The image of a vile, unstable person pushed me to not just take note of the ways this person was toxic, but the ways this person was just like me. When white men commit the real atrocities Donald Glover recreated, there’s two reactions that are often divided by race: white people code the terrorism as mental illness and black people see the violence as racialized terror. In “This is America,” it was captivating to see a type of performed instability that I could relate to, explain, and be disturbed by—not just because it was brutal, but because it was accurate.
The bloody violence against black people was not something I desired to see, but it did illustrate what happens when a cis black man— like myself and Donald Glover—invests in the American Dream (“Black man, get your money!”). We implode and destroy everything around us all while the next generation is following our every move.
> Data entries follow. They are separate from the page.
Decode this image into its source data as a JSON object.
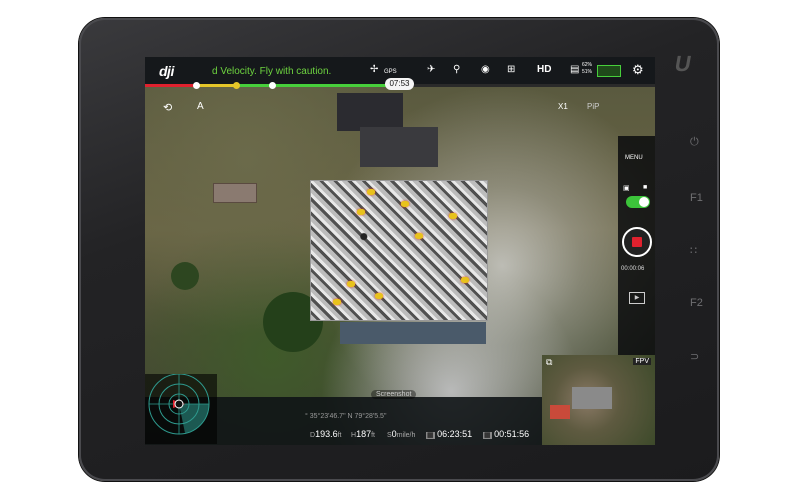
{
  "device": {
    "logo": "U",
    "hardware_buttons": [
      "⏻",
      "F1",
      "∷",
      "F2",
      "⊃"
    ]
  },
  "topbar": {
    "brand": "dji",
    "warning": "d Velocity. Fly with caution.",
    "gps_label": "GPS",
    "hd_label": "HD",
    "flight_time": "07:53",
    "battery_pct_1": "62%",
    "battery_pct_2": "51%"
  },
  "overlay": {
    "zoom_label": "X1",
    "pip_label": "PiP",
    "menu_label": "MENU",
    "rec_time": "00:00:06",
    "screenshot_label": "Screenshot",
    "fpv_label": "FPV"
  },
  "telemetry": {
    "coords": "° 35°23'46.7\" N 79°28'5.5\"",
    "d_label": "D",
    "d_value": "193.6",
    "d_unit": "ft",
    "h_label": "H",
    "h_value": "187",
    "h_unit": "ft",
    "s_label": "S",
    "s_value": "0",
    "s_unit": "mile/h",
    "time1": "06:23:51",
    "time2": "00:51:56"
  },
  "colors": {
    "accent_green": "#47cf3b",
    "record_red": "#e0212e",
    "warning_text": "#6dd33f"
  }
}
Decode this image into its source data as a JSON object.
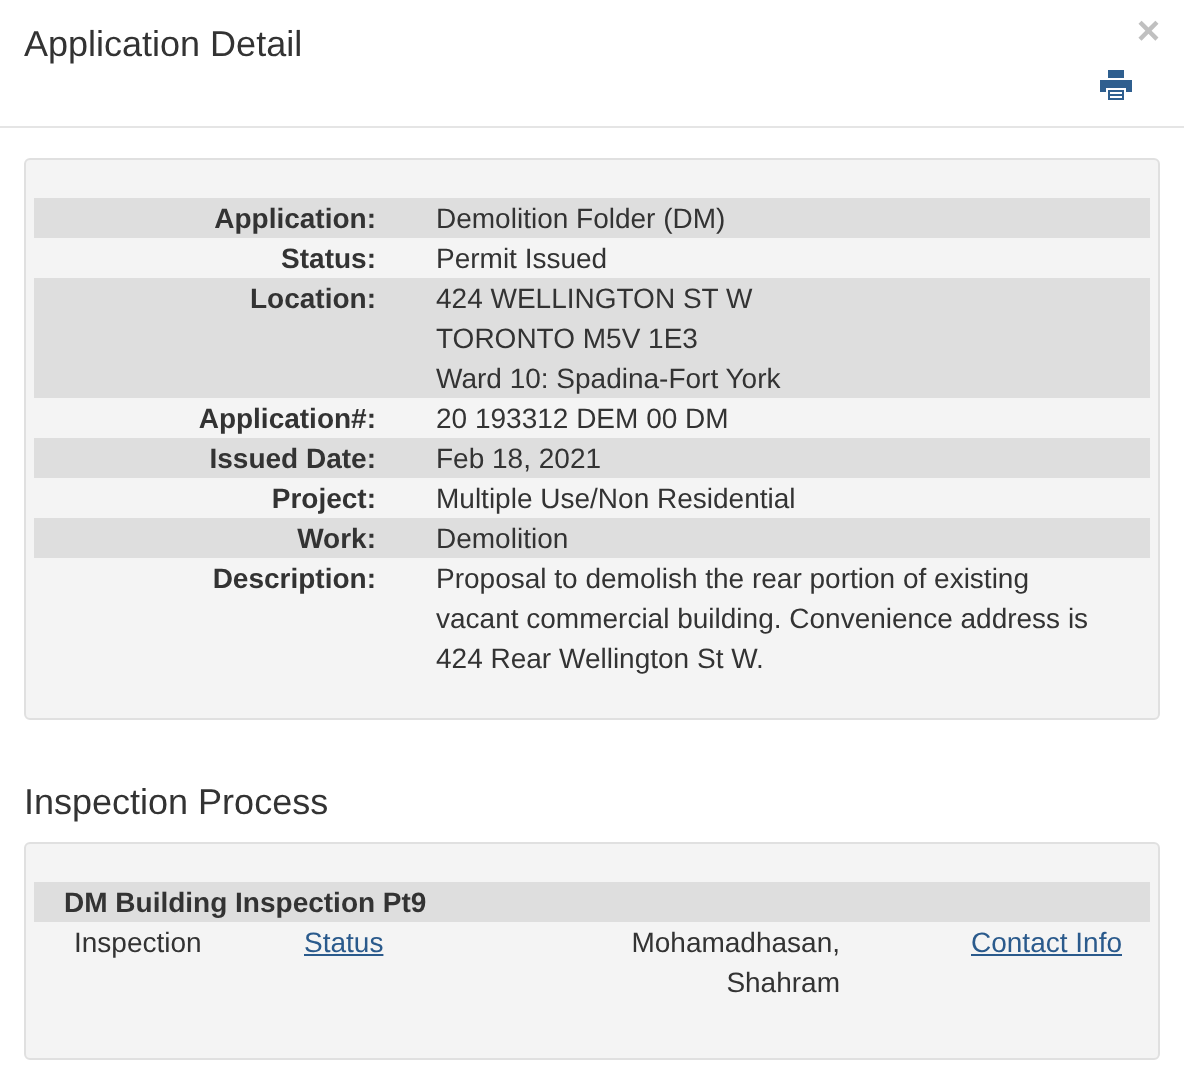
{
  "header": {
    "title": "Application Detail",
    "close": "×"
  },
  "details": [
    {
      "label": "Application:",
      "lines": [
        "Demolition Folder (DM)"
      ]
    },
    {
      "label": "Status:",
      "lines": [
        "Permit Issued"
      ]
    },
    {
      "label": "Location:",
      "lines": [
        "424 WELLINGTON ST W",
        "TORONTO M5V 1E3",
        "Ward 10: Spadina-Fort York"
      ]
    },
    {
      "label": "Application#:",
      "lines": [
        "20 193312 DEM 00 DM"
      ]
    },
    {
      "label": "Issued Date:",
      "lines": [
        "Feb 18, 2021"
      ]
    },
    {
      "label": "Project:",
      "lines": [
        "Multiple Use/Non Residential"
      ]
    },
    {
      "label": "Work:",
      "lines": [
        "Demolition"
      ]
    },
    {
      "label": "Description:",
      "lines": [
        "Proposal to demolish the rear portion of existing vacant commercial building. Convenience address is 424 Rear Wellington St W."
      ]
    }
  ],
  "inspection": {
    "heading": "Inspection Process",
    "group": "DM Building Inspection Pt9",
    "rows": [
      {
        "type": "Inspection",
        "status_link": "Status",
        "inspector": "Mohamadhasan,\nShahram",
        "contact_link": "Contact Info"
      }
    ]
  }
}
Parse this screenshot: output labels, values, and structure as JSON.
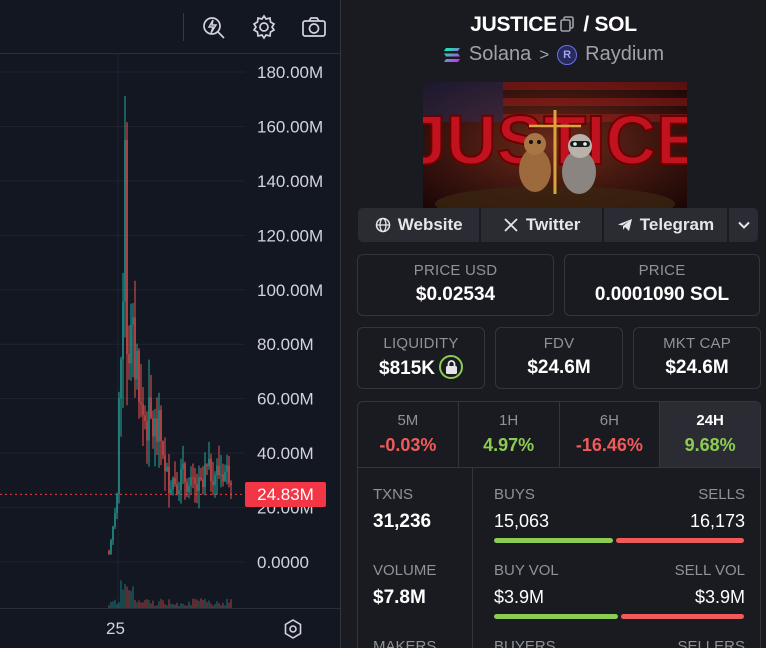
{
  "chart": {
    "y_axis_ticks": [
      "180.00M",
      "160.00M",
      "140.00M",
      "120.00M",
      "100.00M",
      "80.00M",
      "60.00M",
      "40.00M",
      "20.00M",
      "0.0000"
    ],
    "x_axis_tick": "25",
    "current_price_tag": "24.83M",
    "colors": {
      "up": "#26a69a",
      "down": "#ef5350",
      "tag": "#f23645"
    }
  },
  "pair": {
    "base": "JUSTICE",
    "quote": "SOL",
    "separator": "/",
    "chain": "Solana",
    "dex": "Raydium",
    "dex_logo_letter": "R"
  },
  "banner": {
    "text": "JUSTICE"
  },
  "links": {
    "website": "Website",
    "twitter": "Twitter",
    "telegram": "Telegram"
  },
  "stats": {
    "price_usd": {
      "label": "PRICE USD",
      "value": "$0.02534"
    },
    "price": {
      "label": "PRICE",
      "value": "0.0001090 SOL"
    },
    "liquidity": {
      "label": "LIQUIDITY",
      "value": "$815K"
    },
    "fdv": {
      "label": "FDV",
      "value": "$24.6M"
    },
    "mkt_cap": {
      "label": "MKT CAP",
      "value": "$24.6M"
    }
  },
  "timeframes": [
    {
      "label": "5M",
      "value": "-0.03%",
      "sign": "neg"
    },
    {
      "label": "1H",
      "value": "4.97%",
      "sign": "pos"
    },
    {
      "label": "6H",
      "value": "-16.46%",
      "sign": "neg"
    },
    {
      "label": "24H",
      "value": "9.68%",
      "sign": "pos",
      "active": true
    }
  ],
  "txns": {
    "txns_label": "TXNS",
    "txns_value": "31,236",
    "buys_label": "BUYS",
    "buys_value": "15,063",
    "sells_label": "SELLS",
    "sells_value": "16,173",
    "buys_fraction": 0.482,
    "volume_label": "VOLUME",
    "volume_value": "$7.8M",
    "buy_vol_label": "BUY VOL",
    "buy_vol_value": "$3.9M",
    "sell_vol_label": "SELL VOL",
    "sell_vol_value": "$3.9M",
    "buy_vol_fraction": 0.5,
    "makers_label": "MAKERS",
    "buyers_label": "BUYERS",
    "sellers_label": "SELLERS"
  }
}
The idea of creating images of black deaths—in a time of actual viral black deaths being so routine due to police brutality and intimate partner violence—felt irresponsible of Glover, but not inconsequential. The “This Is America” video felt both reckless and explosive, but that does not eliminate it from still being powerful and transformative for the audience. Black art rarely gets space to be nihilistic. It usually must be morally sound and healing; doing the work that is usually reserved for Gospel music. This transgression by Glover felt intentional and like it was opening up a space for black art and artists that don’t have the moral answers and can’t offer upliftment. The visual opened up a space for the black artist that wants to create out of an impulse that may or may not disturb you.
Art only fails when it does not do what the artist intended for it to do. Art doesn’t have to heal or uplift you; this is just a kind gesture that some artists decide to do. Glover offered us what popular black art rarely is able to offer which is powerful imagery without a clear artist statement and intention. With that, Donald Glover gifted us a freedom to decide if this was medicine or poison. And what it ultimately exposed is that black people are not monolithic; one person’s catharsis can be someone else’s trauma. That is supremely American.
Myles E. Johnson is a writer based in Brooklyn. Follow him on Twitter.
This article originally appeared on Noisey US.